  abstract     = {<p>OBJECTIVE: To study whether stress urinary incontinence after menopause is correlated to changes in the paraurethral connective tissue ultrastructure and metabolism.</p><p>METHODS: Transvaginal biopsies were obtained from the paraurethral connective tissue in stress urinary incontinent women after menopause with and without estrogen replacement therapy, and from comparable controls. All the stress-incontinent women underwent urodynamic investigation. In the specimens, collagen concentration, measured as hydroxyproline, and the degree of extractability by pepsin digestion, were quantified. Proteoglycan composition and concentration were analyzed using Alcian Blue precipitation, followed by electro-phoretic separation and quantification. Using Northern blots, mRNA levels for the collagens I and III, the small proteoglycans decorin and biglycan, and the large proteoglycan versican, were quantified. Collagen structure was examined with transmission electron microscopy, and the diameters of collagen fibrils were analyzed with an interactive image analysis system (IBAS, Zeiss/Kontron).</p><p>RESULTS: No significant difference in paraurethral connective tissue biochemistry or ultrastructure was registered between women with stress incontinence and controls. Estrogen replacement therapy resulted in a lower collagen concentration both between the controls (p = 0.02) and between the incontinent women (0.02). In the women with stress incontinence also the extractability by pepsin digestion was higher in the group with estrogen treatment (p = 0.004), indicating a decrease in cross-linking. The proteoglycan/collagen ratio was higher in the control group with estrogen treatment compared to untreated (p = 0.02), but no difference was found between estrogen treated and untreated incontinent women. The median collagen fibril diameter was 15% larger in the incontinent group of women without estrogen therapy compared to the control group and 5% larger when comparing the incontinent group on estrogen replacement therapy to the corresponding control group.</p><p>CONCLUSION: The extracellular matrix of paraurethral connective tissue in stress urinary incontinent women after menopause reacted differently to estrogen replacement therapy compared to continent controls. In contrast to incontinent women of fertile age no major changes in collagen metabolism were found in stress urinary incontinent women after menopause.</p>},

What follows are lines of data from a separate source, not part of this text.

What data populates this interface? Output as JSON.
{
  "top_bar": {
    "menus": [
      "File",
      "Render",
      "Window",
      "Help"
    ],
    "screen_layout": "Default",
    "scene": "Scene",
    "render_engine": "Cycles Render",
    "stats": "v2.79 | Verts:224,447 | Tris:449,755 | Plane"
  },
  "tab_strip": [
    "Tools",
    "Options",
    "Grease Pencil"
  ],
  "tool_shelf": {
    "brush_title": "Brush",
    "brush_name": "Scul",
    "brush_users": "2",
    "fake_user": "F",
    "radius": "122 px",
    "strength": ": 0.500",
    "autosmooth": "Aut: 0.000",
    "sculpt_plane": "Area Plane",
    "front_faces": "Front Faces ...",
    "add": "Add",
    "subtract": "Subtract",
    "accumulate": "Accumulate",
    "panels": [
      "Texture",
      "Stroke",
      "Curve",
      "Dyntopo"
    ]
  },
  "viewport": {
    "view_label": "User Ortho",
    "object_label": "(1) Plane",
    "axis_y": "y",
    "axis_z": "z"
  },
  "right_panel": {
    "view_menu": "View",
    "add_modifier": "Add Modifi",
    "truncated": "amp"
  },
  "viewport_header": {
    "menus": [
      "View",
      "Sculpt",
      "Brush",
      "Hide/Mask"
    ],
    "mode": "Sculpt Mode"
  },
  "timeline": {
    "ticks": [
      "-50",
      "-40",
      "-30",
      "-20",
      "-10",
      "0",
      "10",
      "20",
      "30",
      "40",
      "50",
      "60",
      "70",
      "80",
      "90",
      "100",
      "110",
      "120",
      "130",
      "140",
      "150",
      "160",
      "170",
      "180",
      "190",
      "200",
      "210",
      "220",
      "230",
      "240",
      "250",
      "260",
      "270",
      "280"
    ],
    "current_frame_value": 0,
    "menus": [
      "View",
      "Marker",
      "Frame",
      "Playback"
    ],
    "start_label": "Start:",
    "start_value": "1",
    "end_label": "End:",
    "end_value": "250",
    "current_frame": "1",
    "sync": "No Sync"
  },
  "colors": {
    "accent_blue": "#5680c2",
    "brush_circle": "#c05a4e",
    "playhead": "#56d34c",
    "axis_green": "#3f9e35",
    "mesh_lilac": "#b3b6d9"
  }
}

  author       = {Falconer, C and Ekman-Ordeberg, G and Blomgren, B and Johansson, O and Ulmsten, U and Westergren-Thorsson, G and Malmström, A},
  issn         = {0001-6349},
  keyword      = {Aged,Collagen,Connective Tissue,Estrogen Replacement Therapy,Female,Humans,Hydroxyproline,Middle Aged,Postmenopause,Proteoglycans,RNA, Messenger,Urethra,Urinary Incontinence, Stress,Journal Article,Research Support, Non-U.S. Gov't},
  language     = {eng},
  number       = {1},
  pages        = {95--100},
  publisher    = {Wiley-Blackwell},
  series       = {Acta Obstetricia et Gynecologica Scandinavica},
  title        = {Paraurethral connective tissue in stress-incontinent women after menopause},
  url          = {http://dx.doi.org/10.1034/j.1600-0412.1998.770120.x},
  volume       = {77},
  year         = {1998},
}